Conducted by Olmsted County Public Health and the University of Minnesota, the survey also found most residents prefer smoke-free restaurants and believe restrictions on smoking in public places do not discriminate against smokers.
Results of the survey were presented Tuesday to the Olmsted County Board.
"This data reinforces the county board's decision regarding the smoke-free restaurant ordinance," said Mary Wellik, director of Public Health Services. "Residents understand the dangers of secondhand smoke and support environmental changes limiting exposure."
The survey, conducted last year by mail, gathered responses from 334 people with addresses inside Olmsted County.

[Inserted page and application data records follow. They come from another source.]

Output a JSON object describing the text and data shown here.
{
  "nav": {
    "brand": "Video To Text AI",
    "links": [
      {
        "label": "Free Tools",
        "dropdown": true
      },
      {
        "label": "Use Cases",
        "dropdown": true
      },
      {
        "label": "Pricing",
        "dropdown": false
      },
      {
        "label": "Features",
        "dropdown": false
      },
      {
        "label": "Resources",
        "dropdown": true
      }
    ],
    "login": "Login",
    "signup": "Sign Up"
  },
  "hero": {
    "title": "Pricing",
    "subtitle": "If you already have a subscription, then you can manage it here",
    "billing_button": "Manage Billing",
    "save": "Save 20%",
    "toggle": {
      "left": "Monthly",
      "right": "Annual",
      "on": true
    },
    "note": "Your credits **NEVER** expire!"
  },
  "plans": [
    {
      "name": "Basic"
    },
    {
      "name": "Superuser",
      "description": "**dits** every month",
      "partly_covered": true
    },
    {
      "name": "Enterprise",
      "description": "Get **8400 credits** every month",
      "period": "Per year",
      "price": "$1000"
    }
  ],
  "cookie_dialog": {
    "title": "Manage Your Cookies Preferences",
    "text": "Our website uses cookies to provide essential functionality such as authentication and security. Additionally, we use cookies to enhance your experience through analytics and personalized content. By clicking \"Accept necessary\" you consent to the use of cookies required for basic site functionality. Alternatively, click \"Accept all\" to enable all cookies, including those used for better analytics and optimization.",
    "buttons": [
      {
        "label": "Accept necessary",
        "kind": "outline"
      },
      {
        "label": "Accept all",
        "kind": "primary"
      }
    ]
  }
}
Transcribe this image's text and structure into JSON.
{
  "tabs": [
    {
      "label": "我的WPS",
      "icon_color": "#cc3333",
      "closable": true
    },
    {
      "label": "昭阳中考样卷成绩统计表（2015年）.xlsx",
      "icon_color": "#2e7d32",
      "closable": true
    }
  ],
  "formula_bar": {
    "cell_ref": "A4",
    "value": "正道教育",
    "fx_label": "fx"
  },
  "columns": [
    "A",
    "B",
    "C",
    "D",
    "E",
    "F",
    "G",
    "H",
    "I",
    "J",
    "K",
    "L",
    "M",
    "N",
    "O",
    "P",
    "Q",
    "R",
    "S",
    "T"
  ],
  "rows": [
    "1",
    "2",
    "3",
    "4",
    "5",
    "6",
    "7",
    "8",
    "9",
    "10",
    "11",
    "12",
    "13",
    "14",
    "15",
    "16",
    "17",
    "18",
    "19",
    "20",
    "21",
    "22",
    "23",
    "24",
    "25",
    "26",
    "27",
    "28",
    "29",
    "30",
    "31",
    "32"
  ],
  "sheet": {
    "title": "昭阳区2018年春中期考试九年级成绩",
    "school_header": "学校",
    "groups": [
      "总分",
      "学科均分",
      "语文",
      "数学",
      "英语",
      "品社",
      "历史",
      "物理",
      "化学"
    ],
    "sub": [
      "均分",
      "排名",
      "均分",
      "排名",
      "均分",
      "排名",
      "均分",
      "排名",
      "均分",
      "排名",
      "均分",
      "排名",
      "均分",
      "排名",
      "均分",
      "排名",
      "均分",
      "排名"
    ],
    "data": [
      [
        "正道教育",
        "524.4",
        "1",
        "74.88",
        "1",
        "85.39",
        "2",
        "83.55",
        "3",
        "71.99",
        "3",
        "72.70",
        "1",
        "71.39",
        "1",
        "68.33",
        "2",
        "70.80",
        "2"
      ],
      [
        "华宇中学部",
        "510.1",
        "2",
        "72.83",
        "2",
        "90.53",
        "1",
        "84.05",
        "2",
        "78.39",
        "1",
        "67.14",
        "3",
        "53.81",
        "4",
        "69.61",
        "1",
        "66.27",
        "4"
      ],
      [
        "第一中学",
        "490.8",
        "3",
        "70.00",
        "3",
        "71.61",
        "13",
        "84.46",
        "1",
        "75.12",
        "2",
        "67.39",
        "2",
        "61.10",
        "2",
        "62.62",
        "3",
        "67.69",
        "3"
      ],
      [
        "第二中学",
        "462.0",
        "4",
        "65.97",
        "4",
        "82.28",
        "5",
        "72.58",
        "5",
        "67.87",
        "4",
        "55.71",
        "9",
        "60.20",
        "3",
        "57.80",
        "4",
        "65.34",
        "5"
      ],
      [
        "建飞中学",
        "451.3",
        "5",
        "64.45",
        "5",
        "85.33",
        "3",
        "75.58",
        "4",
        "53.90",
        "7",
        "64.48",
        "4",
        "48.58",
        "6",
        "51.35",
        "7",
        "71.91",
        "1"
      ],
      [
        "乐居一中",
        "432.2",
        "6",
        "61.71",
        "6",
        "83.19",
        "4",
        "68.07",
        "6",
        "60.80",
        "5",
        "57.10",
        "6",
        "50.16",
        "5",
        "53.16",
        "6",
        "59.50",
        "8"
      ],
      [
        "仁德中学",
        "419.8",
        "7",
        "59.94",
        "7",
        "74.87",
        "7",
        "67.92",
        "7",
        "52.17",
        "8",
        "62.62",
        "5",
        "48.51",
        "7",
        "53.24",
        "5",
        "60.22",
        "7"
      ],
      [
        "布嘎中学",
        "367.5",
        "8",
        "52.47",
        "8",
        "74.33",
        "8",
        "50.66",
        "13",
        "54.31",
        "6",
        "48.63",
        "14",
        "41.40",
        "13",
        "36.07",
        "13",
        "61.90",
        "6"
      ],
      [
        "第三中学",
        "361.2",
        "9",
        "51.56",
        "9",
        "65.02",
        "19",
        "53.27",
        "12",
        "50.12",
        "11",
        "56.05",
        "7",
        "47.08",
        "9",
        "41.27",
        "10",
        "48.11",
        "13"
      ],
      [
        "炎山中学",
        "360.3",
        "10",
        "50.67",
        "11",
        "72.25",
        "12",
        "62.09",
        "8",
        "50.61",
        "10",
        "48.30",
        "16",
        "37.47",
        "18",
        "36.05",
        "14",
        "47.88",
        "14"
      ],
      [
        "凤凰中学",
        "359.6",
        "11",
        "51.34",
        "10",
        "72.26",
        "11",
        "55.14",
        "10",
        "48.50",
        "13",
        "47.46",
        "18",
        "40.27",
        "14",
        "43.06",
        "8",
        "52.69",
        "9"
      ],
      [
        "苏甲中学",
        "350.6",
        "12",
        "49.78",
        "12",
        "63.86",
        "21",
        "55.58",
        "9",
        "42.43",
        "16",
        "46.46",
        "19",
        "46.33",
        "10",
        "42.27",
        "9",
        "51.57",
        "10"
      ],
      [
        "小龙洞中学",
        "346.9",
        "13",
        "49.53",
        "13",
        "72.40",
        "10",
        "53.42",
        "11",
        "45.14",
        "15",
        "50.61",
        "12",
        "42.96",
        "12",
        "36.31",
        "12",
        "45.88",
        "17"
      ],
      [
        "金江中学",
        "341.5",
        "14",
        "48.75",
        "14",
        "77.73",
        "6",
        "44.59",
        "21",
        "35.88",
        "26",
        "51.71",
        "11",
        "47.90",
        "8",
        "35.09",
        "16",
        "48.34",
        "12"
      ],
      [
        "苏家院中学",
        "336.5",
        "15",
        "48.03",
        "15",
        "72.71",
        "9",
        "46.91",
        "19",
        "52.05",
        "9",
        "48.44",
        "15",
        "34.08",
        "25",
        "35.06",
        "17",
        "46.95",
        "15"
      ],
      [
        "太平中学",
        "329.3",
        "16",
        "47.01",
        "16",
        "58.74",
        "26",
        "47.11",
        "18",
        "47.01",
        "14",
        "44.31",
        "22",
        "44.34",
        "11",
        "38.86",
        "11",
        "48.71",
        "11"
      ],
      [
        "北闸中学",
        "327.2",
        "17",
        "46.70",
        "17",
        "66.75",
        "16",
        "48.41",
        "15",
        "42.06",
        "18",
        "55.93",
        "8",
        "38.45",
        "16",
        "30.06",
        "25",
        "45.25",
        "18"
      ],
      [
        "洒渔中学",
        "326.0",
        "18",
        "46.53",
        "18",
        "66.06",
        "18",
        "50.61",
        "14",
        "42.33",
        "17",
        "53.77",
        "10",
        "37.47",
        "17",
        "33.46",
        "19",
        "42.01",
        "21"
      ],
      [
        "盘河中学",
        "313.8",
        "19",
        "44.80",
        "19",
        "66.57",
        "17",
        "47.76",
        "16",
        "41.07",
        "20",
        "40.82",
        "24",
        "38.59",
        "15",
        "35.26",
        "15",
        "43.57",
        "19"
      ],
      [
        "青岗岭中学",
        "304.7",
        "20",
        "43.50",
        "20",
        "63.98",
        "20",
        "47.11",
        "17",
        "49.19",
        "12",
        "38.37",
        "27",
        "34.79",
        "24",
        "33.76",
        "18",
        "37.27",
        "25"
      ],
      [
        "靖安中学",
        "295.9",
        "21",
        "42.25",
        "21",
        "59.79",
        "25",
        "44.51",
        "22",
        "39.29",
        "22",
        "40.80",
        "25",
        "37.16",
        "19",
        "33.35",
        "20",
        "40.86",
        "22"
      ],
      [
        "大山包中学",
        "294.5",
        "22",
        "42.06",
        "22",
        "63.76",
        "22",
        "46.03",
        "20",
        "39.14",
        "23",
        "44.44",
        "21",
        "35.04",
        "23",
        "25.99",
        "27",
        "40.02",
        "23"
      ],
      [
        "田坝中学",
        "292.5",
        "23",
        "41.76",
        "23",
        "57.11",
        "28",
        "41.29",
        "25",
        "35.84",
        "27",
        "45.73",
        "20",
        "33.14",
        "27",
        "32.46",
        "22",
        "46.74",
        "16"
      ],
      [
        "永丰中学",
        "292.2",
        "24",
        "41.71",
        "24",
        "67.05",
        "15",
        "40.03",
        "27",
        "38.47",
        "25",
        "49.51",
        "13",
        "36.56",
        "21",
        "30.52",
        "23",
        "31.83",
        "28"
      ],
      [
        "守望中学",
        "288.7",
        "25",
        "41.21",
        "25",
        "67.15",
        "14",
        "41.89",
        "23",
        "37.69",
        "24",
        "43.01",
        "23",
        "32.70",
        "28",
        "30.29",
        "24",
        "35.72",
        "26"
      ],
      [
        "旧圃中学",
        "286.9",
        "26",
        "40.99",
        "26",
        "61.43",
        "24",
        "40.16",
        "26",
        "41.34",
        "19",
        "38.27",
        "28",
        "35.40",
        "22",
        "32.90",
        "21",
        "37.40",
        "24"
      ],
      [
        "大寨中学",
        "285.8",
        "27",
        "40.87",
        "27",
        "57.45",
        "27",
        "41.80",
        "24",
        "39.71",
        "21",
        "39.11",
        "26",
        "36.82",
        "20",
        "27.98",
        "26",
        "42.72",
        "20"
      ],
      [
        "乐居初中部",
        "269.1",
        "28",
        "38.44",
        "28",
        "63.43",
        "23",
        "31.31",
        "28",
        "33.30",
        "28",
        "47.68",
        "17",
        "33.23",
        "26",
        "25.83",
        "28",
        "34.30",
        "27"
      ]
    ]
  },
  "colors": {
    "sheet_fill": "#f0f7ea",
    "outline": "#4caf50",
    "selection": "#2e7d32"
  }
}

Most respondents indicated they had graduated college, never smoked and were 40 to 60 years old.
Respondents agreed that secondhand smoke is a health threat to adults and children.
About 93 percent of respondents said such smoke is harmful to adults. Slightly more people said it harms children.
Nearly 99 percent favored restrictions in restaurants, while 96 percent favored restrictions at outdoor school events and 74 percent favored restrictions at outdoor recreation areas such as parks and fairgrounds.
About 70 percent said restricting smoking in public places does not discriminate against smokers.
The survey's margin of error was plus or minus 6 percent.
Brooke Werneburg, an Olmsted County public health educator, said most respondents found secondhand smoke annoying. About 95 percent of the 334 respondents, which included 33 smokers, said such smoke annoyed them.
"Both smokers and nonsmokers found secondhand smoke annoying," she said. "So even those who smoke are annoyed by secondhand smoke."
The county's smoke-free restaurant ordinance went into effect Jan. 1, 2002. The ordinance defines a restaurant as any establishment where food sales exceed liquor sales. It affects about 360 establishments in the county.